Regulating Immunity: Toxicologists seek novel gene therapies

OSU immunotoxicologist Nancy Kerkvliet and research technician Sam Bradford use a flow cytometer to analyze cell response to chemical exposure. (Photo: Lynn Ketchum)

By Lee Anna Sherman

Dioxin, the chemical pollutant made infamous by Vietnam-era defoliant Agent Orange, has long been known to suppress immune function in humans and other animals. Surprisingly, this dangerous side effect has a scientific silver lining. While studying the toxin’s health effects, researchers discovered the genetic pathway to immune system malfunction. For people who would actually benefit from suppressed immunity — those suffering from autoimmune and allergic diseases — this clue may lead to better therapies.

With $1.8 million in funding from the American Recovery and Reinvestment Act of 2009, OSU toxicologist Nancy Kerkvliet and colleague Siva Kolluri are investigating a genetic mechanism that turns immunity on and off — the aryl hydrocarbon (AHR) receptor — in search of a non-toxic compound that activates immune-cell regulation. If found, this compound could lead to a new generation of treatment options for victims of lupus, type-1 diabetes, multiple sclerosis and other diseases.

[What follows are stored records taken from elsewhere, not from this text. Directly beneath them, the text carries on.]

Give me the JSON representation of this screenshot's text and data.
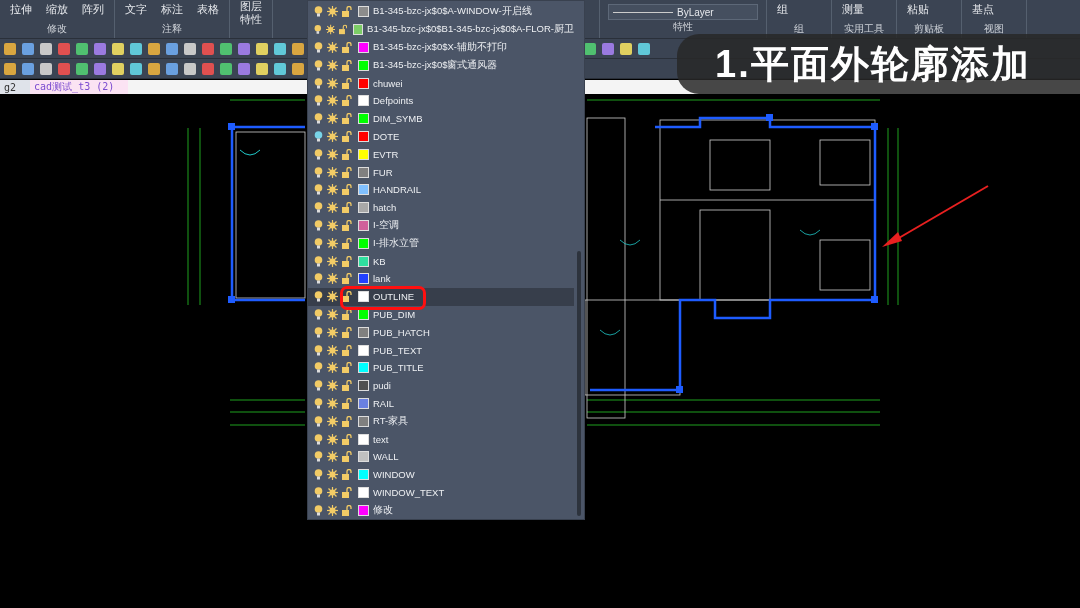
{
  "ribbon": {
    "panels": [
      {
        "label": "修改",
        "commands": [
          "拉伸",
          "缩放",
          "阵列"
        ]
      },
      {
        "label": "注释",
        "commands": [
          "文字",
          "标注",
          "表格"
        ]
      },
      {
        "commands": [
          "图层特性"
        ]
      }
    ],
    "linetype": "ByLayer",
    "properties_label": "特性",
    "right_panels": [
      {
        "label": "组",
        "command": "组"
      },
      {
        "label": "实用工具",
        "command": "测量"
      },
      {
        "label": "剪贴板",
        "command": "粘贴"
      },
      {
        "label": "视图",
        "command": "基点"
      }
    ]
  },
  "tabs": [
    {
      "label": "g2",
      "selected": false
    },
    {
      "label": "cad测试_t3 (2)",
      "selected": true
    }
  ],
  "layers": [
    {
      "name": "B1-345-bzc-jx$0$A-WINDOW-开启线",
      "color": "#8c8c8c",
      "on": true,
      "selected": false
    },
    {
      "name": "B1-345-bzc-jx$0$B1-345-bzc-jx$0$A-FLOR-厨卫",
      "color": "#7ccc66",
      "on": true,
      "selected": false
    },
    {
      "name": "B1-345-bzc-jx$0$X-辅助不打印",
      "color": "#ff00ff",
      "on": true,
      "selected": false
    },
    {
      "name": "B1-345-bzc-jx$0$窗式通风器",
      "color": "#00ff00",
      "on": true,
      "selected": false
    },
    {
      "name": "chuwei",
      "color": "#ff0000",
      "on": true,
      "selected": false
    },
    {
      "name": "Defpoints",
      "color": "#ffffff",
      "on": true,
      "selected": false
    },
    {
      "name": "DIM_SYMB",
      "color": "#00ff00",
      "on": true,
      "selected": false
    },
    {
      "name": "DOTE",
      "color": "#ff0000",
      "on": false,
      "selected": false
    },
    {
      "name": "EVTR",
      "color": "#ffff00",
      "on": true,
      "selected": false
    },
    {
      "name": "FUR",
      "color": "#808080",
      "on": true,
      "selected": false
    },
    {
      "name": "HANDRAIL",
      "color": "#80c0ff",
      "on": true,
      "selected": false
    },
    {
      "name": "hatch",
      "color": "#a8a8a8",
      "on": true,
      "selected": false
    },
    {
      "name": "I-空调",
      "color": "#d0609a",
      "on": true,
      "selected": false
    },
    {
      "name": "I-排水立管",
      "color": "#00ff00",
      "on": true,
      "selected": false
    },
    {
      "name": "KB",
      "color": "#30e0a0",
      "on": true,
      "selected": false
    },
    {
      "name": "lank",
      "color": "#2040ff",
      "on": true,
      "selected": false
    },
    {
      "name": "OUTLINE",
      "color": "#ffffff",
      "on": true,
      "selected": true
    },
    {
      "name": "PUB_DIM",
      "color": "#00ff00",
      "on": true,
      "selected": false
    },
    {
      "name": "PUB_HATCH",
      "color": "#808080",
      "on": true,
      "selected": false
    },
    {
      "name": "PUB_TEXT",
      "color": "#ffffff",
      "on": true,
      "selected": false
    },
    {
      "name": "PUB_TITLE",
      "color": "#00ffff",
      "on": true,
      "selected": false
    },
    {
      "name": "pudi",
      "color": "#505050",
      "on": true,
      "selected": false
    },
    {
      "name": "RAIL",
      "color": "#6a80e0",
      "on": true,
      "selected": false
    },
    {
      "name": "RT-家具",
      "color": "#808080",
      "on": true,
      "selected": false
    },
    {
      "name": "text",
      "color": "#ffffff",
      "on": true,
      "selected": false
    },
    {
      "name": "WALL",
      "color": "#c0c0c0",
      "on": true,
      "selected": false
    },
    {
      "name": "WINDOW",
      "color": "#00ffff",
      "on": true,
      "selected": false
    },
    {
      "name": "WINDOW_TEXT",
      "color": "#ffffff",
      "on": true,
      "selected": false
    },
    {
      "name": "修改",
      "color": "#ff00ff",
      "on": true,
      "selected": false
    }
  ],
  "caption": "1.平面外轮廓添加"
}
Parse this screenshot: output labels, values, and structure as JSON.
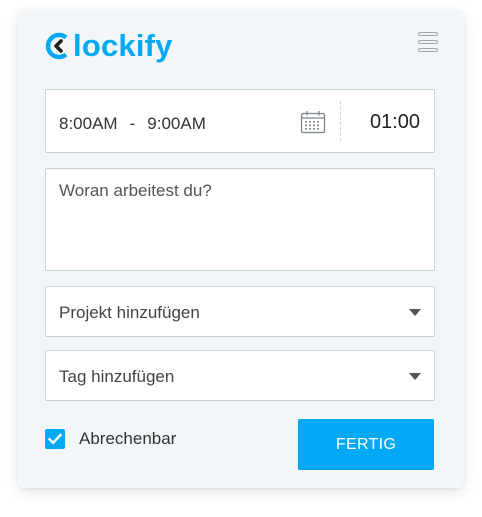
{
  "brand": {
    "name": "lockify",
    "color": "#03a9f4"
  },
  "header": {
    "menu_icon": "hamburger-menu-icon"
  },
  "time_entry": {
    "start_time": "8:00AM",
    "separator": "-",
    "end_time": "9:00AM",
    "calendar_icon": "calendar-icon",
    "duration": "01:00"
  },
  "description": {
    "placeholder": "Woran arbeitest du?"
  },
  "project": {
    "label": "Projekt hinzufügen"
  },
  "tag": {
    "label": "Tag hinzufügen"
  },
  "billable": {
    "label": "Abrechenbar",
    "checked": true
  },
  "submit": {
    "label": "FERTIG"
  }
}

Learn more about OSU’s ARRA-funded research in human health, climate change, the oceans and education here.